California governor Arnold Schwarzenegger was driving a motorcycle without a license when he was involved in a minor accident over the weekend.
Gov. Arnold Schwarzenegger was riding his motorcycle illegally over the weekend when he collided with a car in his Los Angeles neighborhood, police said Tuesday. Los Angeles Police Lt. Paul Vernon said Schwarzenegger does not have the proper endorsement on his California driver’s license to operate a motorcycle.
Vernon said police did not ticket the governor for a violation because they arrived after the accident, which caused Schwarzenegger to suffer a cut on his upper lip that required 15 stitches. Instead, officers referred their findings to the Los Angeles city attorney’s office, which will determine whether the governor should be cited for an infraction. Driving a motorcycle without the proper license can result in fines ranging from $100 to $250 or more. City attorney spokesman Jonathan Diamond said the office had not received the LAPD report.
Earlier Tuesday, Schwarzenegger acknowledged that he never bothered to obtain a motorcycle license because he “never thought about it.” “I just never really applied for it,” he told reporters during a state budget briefing. “It was just one of those things that I never really did.”
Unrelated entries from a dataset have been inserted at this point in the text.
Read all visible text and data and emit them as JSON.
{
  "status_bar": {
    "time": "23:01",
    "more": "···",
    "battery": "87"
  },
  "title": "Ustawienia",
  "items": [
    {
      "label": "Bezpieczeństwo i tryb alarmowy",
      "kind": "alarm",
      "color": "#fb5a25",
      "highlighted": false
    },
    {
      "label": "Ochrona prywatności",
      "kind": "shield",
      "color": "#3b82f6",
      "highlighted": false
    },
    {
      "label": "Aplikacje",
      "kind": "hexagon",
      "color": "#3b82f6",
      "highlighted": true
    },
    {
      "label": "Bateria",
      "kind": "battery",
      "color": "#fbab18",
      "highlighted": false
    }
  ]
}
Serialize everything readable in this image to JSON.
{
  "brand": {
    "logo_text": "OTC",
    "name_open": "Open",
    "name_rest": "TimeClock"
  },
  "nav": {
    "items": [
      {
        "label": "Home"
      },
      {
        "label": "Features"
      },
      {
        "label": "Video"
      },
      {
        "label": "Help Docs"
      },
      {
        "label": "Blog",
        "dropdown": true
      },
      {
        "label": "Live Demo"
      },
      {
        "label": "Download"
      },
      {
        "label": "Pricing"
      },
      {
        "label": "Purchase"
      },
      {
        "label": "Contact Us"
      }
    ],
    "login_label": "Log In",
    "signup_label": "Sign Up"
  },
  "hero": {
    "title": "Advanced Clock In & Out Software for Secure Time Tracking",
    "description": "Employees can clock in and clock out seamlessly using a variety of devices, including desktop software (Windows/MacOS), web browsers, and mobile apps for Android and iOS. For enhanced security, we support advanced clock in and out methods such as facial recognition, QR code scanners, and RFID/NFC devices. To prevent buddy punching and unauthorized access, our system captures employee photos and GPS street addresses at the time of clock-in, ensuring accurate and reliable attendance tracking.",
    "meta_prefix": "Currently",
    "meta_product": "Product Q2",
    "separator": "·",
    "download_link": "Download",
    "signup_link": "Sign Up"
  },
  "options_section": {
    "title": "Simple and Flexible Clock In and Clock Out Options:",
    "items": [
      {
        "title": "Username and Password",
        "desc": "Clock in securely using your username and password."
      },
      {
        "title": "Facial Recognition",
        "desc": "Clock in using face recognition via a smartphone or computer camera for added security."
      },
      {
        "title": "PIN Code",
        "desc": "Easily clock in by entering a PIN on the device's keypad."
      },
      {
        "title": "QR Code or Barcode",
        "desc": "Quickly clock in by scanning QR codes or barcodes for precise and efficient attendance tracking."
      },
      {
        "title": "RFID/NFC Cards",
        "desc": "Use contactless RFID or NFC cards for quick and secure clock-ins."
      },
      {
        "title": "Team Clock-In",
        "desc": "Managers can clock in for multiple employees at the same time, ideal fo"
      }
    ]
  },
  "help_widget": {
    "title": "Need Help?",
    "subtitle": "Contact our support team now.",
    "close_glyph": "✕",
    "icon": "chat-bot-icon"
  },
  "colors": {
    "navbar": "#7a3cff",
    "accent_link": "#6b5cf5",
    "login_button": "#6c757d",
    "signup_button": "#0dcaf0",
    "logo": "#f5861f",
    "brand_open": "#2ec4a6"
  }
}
Schwarzenegger, a Harley Davidson owner who rides regularly along the California coast, said he had a motorcycle license when he lived in Europe, but never got another one after arriving in the United States in 1968. Schwarzenegger spokeswoman Margita Thompson, acting on initial information Sunday, said she believed the governor’s basic Class C driver’s license allowed him to ride the motorcycle with its sidecar attached. His 12-year-old son, Patrick, who was riding in a sidecar, was unhurt after Sunday’s crash.
It’s not inconceivable that Schwarzenegger didn’t realize that his automobile driver’s license didn’t allow him to operate a motorcycle. In many states, it would. Still, one would think that, having lived in California for nearly forty years, he would have stumbled on that nugget of information.
Update: Gaijin Biker notes something in the article that I either missed or has been added since I posted (AP articles can change repeatedly without any annotation):
But while police determined that the governor had violated a traffic law, other agencies disagreed, citing different sections of the state vehicle code.
Spokesmen for the California Highway Patrol and state Department of Motor Vehicles said the governor’s basic Class C license allowed him to ride the motorcycle with its sidecar attached.
It strikes me as odd that riding a motorcycle with a sidecar requires no test while riding without does, but it may well be that the sidecar technically transforms it into a four-wheeled vehicle.